Friday, June 24, 2016

Mrs. Schrager's Excellent Advice


by Vol-E

I had a pretty mixed assortment of friends in my childhood. While I'm delighted to have successfully reconnected with several classmates since the advent of Facebook, there are still some people who, when I think back to the way they treated me, I can't help but ask myself  "What was I thinking??"

Diane was one of those people -- but this story is not about her. She moved clear across the country after 8th grade, and I never heard from her again. Zero loss. No, this story is about Diane's mom.

First thing you need to know about Diane's family is, her parents took child-rearing VERY seriously. I'm sure that if Microsoft had invented Excel back in the 1960s, Nat and Gene would have kept detailed spreadsheets, tracking every move made by Diane and her older sister. They were the sort of people who, if they made a joke, would look at each other worriedly, as if to say "Was that on today's schedule?" They had all sorts of maxims for Diane and her sister, including "Culture is wisdom," and "Be a leader, not a follower."  There were lots and lots of rules. On the few occasions when I visited Diane's home, they were very free with their philosophy. It was as if two kids weren't enough -- they wanted to raise me, too.

My parents, on the other hand, were what you might call loosey-goosey. And when I came home from a visit at Diane's house, I repeated all the pithy sayings I'd heard there, and my parents would turn it into comedy fodder. We took relatively few things seriously in our home, whereas Diane's family took everything very, very seriously.

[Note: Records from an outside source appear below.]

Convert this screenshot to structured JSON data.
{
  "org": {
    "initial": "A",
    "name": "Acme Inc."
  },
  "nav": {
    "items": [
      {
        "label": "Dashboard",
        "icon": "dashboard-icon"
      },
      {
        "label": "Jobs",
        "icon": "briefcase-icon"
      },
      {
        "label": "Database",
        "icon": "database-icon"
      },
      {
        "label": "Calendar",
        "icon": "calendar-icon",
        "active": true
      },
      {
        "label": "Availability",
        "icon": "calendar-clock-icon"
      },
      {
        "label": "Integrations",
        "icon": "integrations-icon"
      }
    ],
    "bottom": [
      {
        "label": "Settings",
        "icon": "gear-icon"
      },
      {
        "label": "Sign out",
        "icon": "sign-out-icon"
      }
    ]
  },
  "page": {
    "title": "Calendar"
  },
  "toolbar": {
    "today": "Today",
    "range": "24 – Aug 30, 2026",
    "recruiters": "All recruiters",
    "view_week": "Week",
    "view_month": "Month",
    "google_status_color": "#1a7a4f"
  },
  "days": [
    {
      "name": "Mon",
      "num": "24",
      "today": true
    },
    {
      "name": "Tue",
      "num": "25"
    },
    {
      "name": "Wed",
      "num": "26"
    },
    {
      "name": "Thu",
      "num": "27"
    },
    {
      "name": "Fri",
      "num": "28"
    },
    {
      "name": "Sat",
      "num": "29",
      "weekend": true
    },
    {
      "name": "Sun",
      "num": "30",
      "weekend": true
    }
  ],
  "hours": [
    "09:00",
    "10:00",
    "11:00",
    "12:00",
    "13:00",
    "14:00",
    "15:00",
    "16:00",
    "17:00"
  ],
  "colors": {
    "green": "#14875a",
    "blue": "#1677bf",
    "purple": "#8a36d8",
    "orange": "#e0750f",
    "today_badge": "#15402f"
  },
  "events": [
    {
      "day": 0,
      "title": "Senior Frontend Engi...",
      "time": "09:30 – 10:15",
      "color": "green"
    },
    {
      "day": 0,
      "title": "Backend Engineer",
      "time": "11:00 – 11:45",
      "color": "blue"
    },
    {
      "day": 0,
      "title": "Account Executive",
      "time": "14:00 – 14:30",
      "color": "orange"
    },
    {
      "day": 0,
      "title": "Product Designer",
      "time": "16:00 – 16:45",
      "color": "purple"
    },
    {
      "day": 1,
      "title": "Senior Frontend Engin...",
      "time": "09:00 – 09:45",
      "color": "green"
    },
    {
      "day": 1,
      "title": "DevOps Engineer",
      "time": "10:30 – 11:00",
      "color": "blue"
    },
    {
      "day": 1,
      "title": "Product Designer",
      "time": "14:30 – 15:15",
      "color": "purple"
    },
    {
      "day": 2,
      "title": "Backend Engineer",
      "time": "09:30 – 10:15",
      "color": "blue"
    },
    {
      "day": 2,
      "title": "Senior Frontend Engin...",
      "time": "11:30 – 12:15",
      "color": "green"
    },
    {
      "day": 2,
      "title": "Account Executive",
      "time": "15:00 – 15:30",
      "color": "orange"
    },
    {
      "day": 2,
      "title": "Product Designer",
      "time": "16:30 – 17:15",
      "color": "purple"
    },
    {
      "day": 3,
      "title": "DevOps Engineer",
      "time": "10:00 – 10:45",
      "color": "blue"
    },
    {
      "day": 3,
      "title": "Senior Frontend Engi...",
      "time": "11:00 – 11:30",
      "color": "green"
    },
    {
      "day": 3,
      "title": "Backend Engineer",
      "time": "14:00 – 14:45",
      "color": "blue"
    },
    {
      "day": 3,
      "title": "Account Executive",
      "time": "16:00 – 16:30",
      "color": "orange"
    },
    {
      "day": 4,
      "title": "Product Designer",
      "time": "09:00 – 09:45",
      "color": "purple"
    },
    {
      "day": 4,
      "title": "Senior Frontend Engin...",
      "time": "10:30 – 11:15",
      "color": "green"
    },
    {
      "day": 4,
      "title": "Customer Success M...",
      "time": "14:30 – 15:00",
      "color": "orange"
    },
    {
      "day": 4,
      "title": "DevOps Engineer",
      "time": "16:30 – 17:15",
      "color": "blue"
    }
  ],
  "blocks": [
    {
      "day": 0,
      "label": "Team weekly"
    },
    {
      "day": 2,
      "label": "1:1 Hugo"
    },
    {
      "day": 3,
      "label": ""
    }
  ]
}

My parents, of course, had plenty of their own expressions and sayings. They just didn't sound anything like the ones I heard from Diane's folks.

One of my parents' favorite words was "nut." If my parents said "You're a nut," that was a compliment. It meant "You're a free spirit, you're an original, you're a character, you're fun, you're interesting!"

Diane's parents were raising her and her sister to be the polar opposite of nuts.

But I didn't really understand most of this -- I was, after all, 11 years old. And so it happened that one fine summer day, I was visiting Diane; we were running around the house and the yard in the slice of free time before dinner, and at one point, I was feeling so exuberant, I grabbed a pen, drew a cartoon animal of indeterminate species on my left hand, and captioned it "I am a NUT!" I was so proud of this, I ran right up to Diane's mom and showed it to her. I was sure she'd congratulate me on my wit.

Instead, she put her kitchen work aside, regarded me solemnly, and actually knelt on the floor in front of me. She gently took hold of my decorated hand, and said "Honey, don't ever say that you're crazy, or you're a nut. The way you represent yourself determines the way people will treat you. You must respect yourself, or no one else will! Now go wash that off, come back and we'll have dinner."

Well, obviously, this little encounter stayed with me. It's been close to half a century since that evening, and here I am, contemplating it for the umpteenth time. Of course, Diane's mom was absolutely right. And it was advice I really needed to hear. I was much more used to thinking of myself as "a nut," however one might define that word, than as a person of worth and dignity. Childhood wasn't my best time; it took quite awhile to arrive at the sweet spot in my life, where I wasn't constantly expecting to screw up.

It is quite possible that Diane's hopelessly serious mom made a difference for me that day. I never became (god forbid) a "stick-in-the-mud," as my parents would have said, but I gave myself permission to respect myself just a little more after that. I washed some of my self-denigration down the drain with my crude artwork, and fortunately, it never came back.

Saturday, June 18, 2016

Cinderella, a Fractured Fairy Tale

As told by The Urban Blabbermouth

Act I
One fine sunny day.
A herald tacks a proclamation of the King’s Ball on a tree by the forest road.
The tree was a sweet Honeysuckle named Cinderella
Cinderella was unhappy
Her family tormented her
Her evil step-mother and her wicked step-sisters were stinky Gingko trees
Who spread their branches wide to spitefully block the sun
Cinderella begins to weaken and wither in the shade
And pines for a nicer life.

Act II
A Tree Fairy passing by stops to read the proclamation.
Talks to Cinderella as tree fairies do
Learns of her torments
takes pity and grants a wish
Cinderella wishes to go to the King’s Ball
The Tree Fairy God-Mother transforms Cinderella into a human girl
And her brown rough bark into a glittery golden gown
Warning, be back by midnight or else.

Cinderella goes to the ball.
She happily dances and dances with the Prince
The Prince starts to fall in love
He wants to escort her home
She lets him take her to the forest’s edge
He begs to kiss her good-night
They kiss sweetly and softly
Her evil step-mother and her wicked step-sisters watch in jealousy
The Prince departs happily smiling all the way home
At midnight, Cinderella turns into a tree.

Act IV
The Prince wants to ask Cinderella to marry him.
He goes to the forest’s edge and cannot find her
He finds her glass slipper on a Honeysuckle branch
And searches all the Kingdom for a matching foot
The Prince does not ever find Cinderella
Because trees have roots not feet.

The End.